Federal employees and retirees are feeling the burn.
They’re hot over the huge jump in their long-term care premiums that will take effect Nov. 1. The increases will average 83 percent — that’s $111 per month — and rise as much as 126 percent. John Hancock Life and Health Insurance Co. provides the coverage.
Their anger mirrors that felt about a 2009 price hike and has drawn the attention of Congress. Rep. Barbara Comstock (R-Va.) has called for a House hearing on the increase. “This is a serious matter that affects over a quarter-million federal employees, some of whom are on a fixed income,” she said. “These public servants and uniformed personnel deserve answers.” The National Active and Retired Federal Employees Association (NARFE) wants Senate and House hearings.
Reps. Donald S. Beyer Jr. and Gerald E. Connolly, both Virginia Democrats, also are upset. “For those on a fixed or limited income, such an increase is simply unaffordable,” they complained in a letter to the Office of Personnel Management (OPM).
Their letter was tame compared with the outrage expressed by readers following our stories on the increase. The anger was so strong, we decided to let readers speak out by publishing these excerpts from some their letters:
Nancy Treusch, Warrenton, Va.: Thank you for the report on the biggest bait and switch ever perpetrated on federal retirees. This is a shameful thing to do to retirees, especially in light of the fact that our Civil Service Retirement System pensions and social security haven’t gone up in any meaningful way in 3 years because there hasn’t been enough inflation!! Insurance companies just rip everyone off.
Jerome L. Duncan, Annandale, Va.: There was no alert or warning regarding this increase, no notice from OPM, no public announcement or other information. And, there is also no real justification in their correspondence. We feel ripped off. Yes there could have been errors in their analyses, their assumptions, trends and risks. As a result I am upset and angry. I could possibly accept some increase but NOT 126%. I feel ripped off in a big way. I feel that OPM has failed us and owes us support.
John Lennon, Alexandria, Va.: Why does an administration that has fought so hard for health insurance permit this to happen with so little notice, and without a public discussion?

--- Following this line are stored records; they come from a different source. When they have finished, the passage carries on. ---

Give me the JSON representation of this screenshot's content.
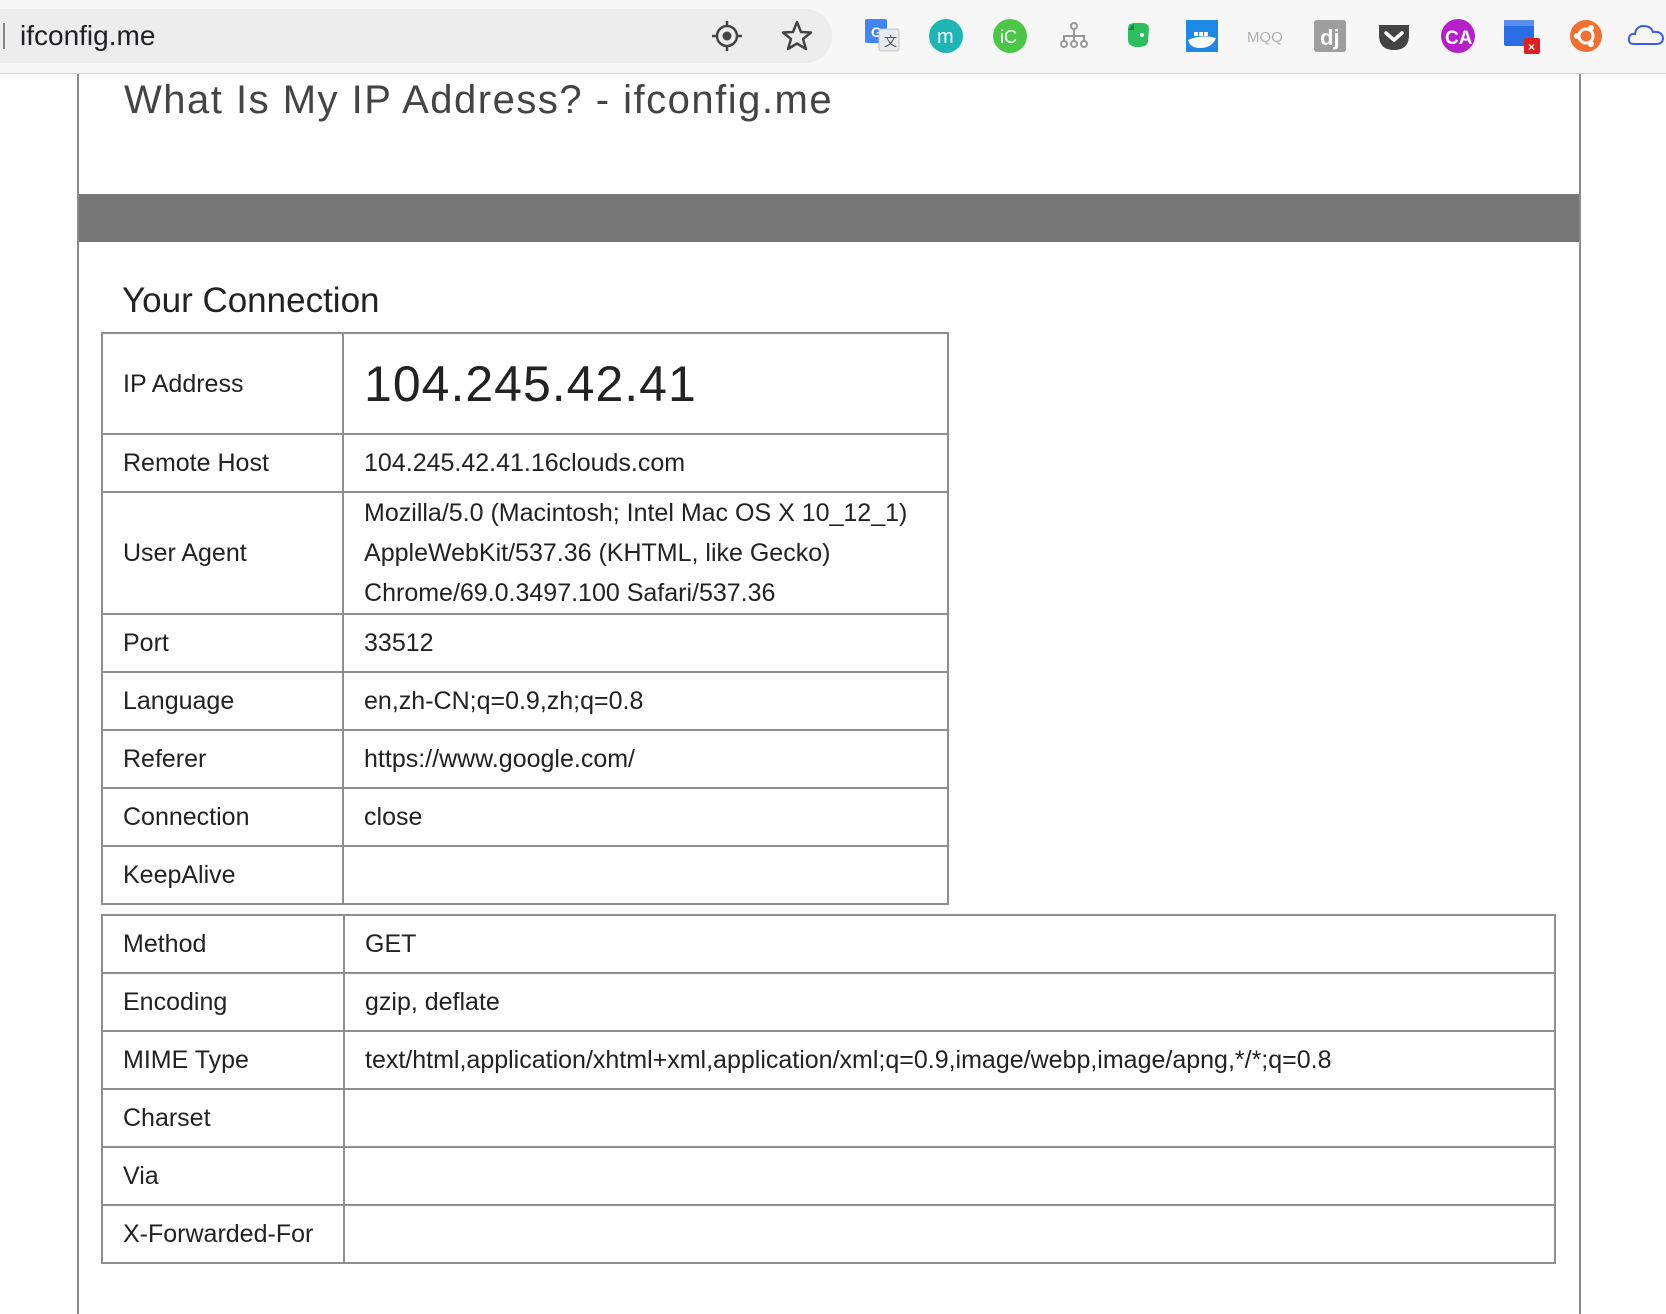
{
  "browser": {
    "url": "ifconfig.me",
    "extensions": [
      "google-translate-icon",
      "mendeley-icon",
      "icloud-icon",
      "sitemap-icon",
      "evernote-icon",
      "docker-icon",
      "mqq-icon",
      "django-icon",
      "pocket-icon",
      "ca-icon",
      "screen-capture-icon",
      "ubuntu-icon",
      "cloud-icon"
    ],
    "mqq_label": "MQQ"
  },
  "page": {
    "title": "What Is My IP Address? - ifconfig.me",
    "section_title": "Your Connection"
  },
  "connection_rows": [
    {
      "label": "IP Address",
      "value": "104.245.42.41"
    },
    {
      "label": "Remote Host",
      "value": "104.245.42.41.16clouds.com"
    },
    {
      "label": "User Agent",
      "value": "Mozilla/5.0 (Macintosh; Intel Mac OS X 10_12_1) AppleWebKit/537.36 (KHTML, like Gecko) Chrome/69.0.3497.100 Safari/537.36"
    },
    {
      "label": "Port",
      "value": "33512"
    },
    {
      "label": "Language",
      "value": "en,zh-CN;q=0.9,zh;q=0.8"
    },
    {
      "label": "Referer",
      "value": "https://www.google.com/"
    },
    {
      "label": "Connection",
      "value": "close"
    },
    {
      "label": "KeepAlive",
      "value": ""
    },
    {
      "label": "Method",
      "value": "GET"
    },
    {
      "label": "Encoding",
      "value": "gzip, deflate"
    },
    {
      "label": "MIME Type",
      "value": "text/html,application/xhtml+xml,application/xml;q=0.9,image/webp,image/apng,*/*;q=0.8"
    },
    {
      "label": "Charset",
      "value": ""
    },
    {
      "label": "Via",
      "value": ""
    },
    {
      "label": "X-Forwarded-For",
      "value": ""
    }
  ]
}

What does Congress have to say about it, and with the certainty of a new Congress convening in January, why does John Hancock want this rate increase to go into effect on November 1, just before Election Day? Why are these rate increases so high – is the bottom about to fall out of the plan altogether? What are the groups “whose premium is determined to be inadequate” – is my skepticism justified, or is there some other rationale? How much money will John Hancock make from these increases, and how much of that will be plowed back into the program? Why should we believe anything that John Hancock tells us now or in the future?
Neil Ray, Silver Spring, Md.: My wife and I just got the appalling news about the new rates for this program (which we have been enrolled in for 14 years now, paying religiously every month, without making any claims, building our credits for the time that we may need it). One of the renewal options — the “Paid-up Limited Benefit (Contingent Benefit Upon Lapse)” — is based on the total premiums paid through November 1, 2016. In our case that amount would be about $28,000 (not an inconsequential sum to us).
HOWEVER, John Hancock has had our money (about $170 every month since Jan. 1, 2003) to invest for its sole benefit for almost 166 months now. IF that money was invested at a very low average of 4% return/interest over that time period, and compounded monthly, it would now amount to about $38,625. That is considerably more than $28,000 (actually 40% better).
So, in negotiating these renewal options with John Hancock, did it occur to the Office of Personnel Management to consider the investment value of this money as opposed to just the raw payment value of what John Hancock has had at its disposal for all of this time? The investment value calculation has the potential to greatly aid thousands of Federal employees and retirees who, like us, are probably gagging over these terrible options right now.
Martha N. Robinson, Silver Spring: When I think about how OPM has “managed” the huge digital hack job on top of long-term insurance, I see an agency without the readiness and competence to do what it is supposed to do.
This kind of circumstance does not just happen overnight. OPM had to have known things weren’t working out over the years. I’d like to know when they knew about it and exactly the steps they took to fix the problems before what feels like an 11th hour encyclical forced on us.
So, here we are: the cost of this outrageous development has been thrust on the backs of ordinary people like me who worked hard with no expectation that the government would betray us.
We deserve better.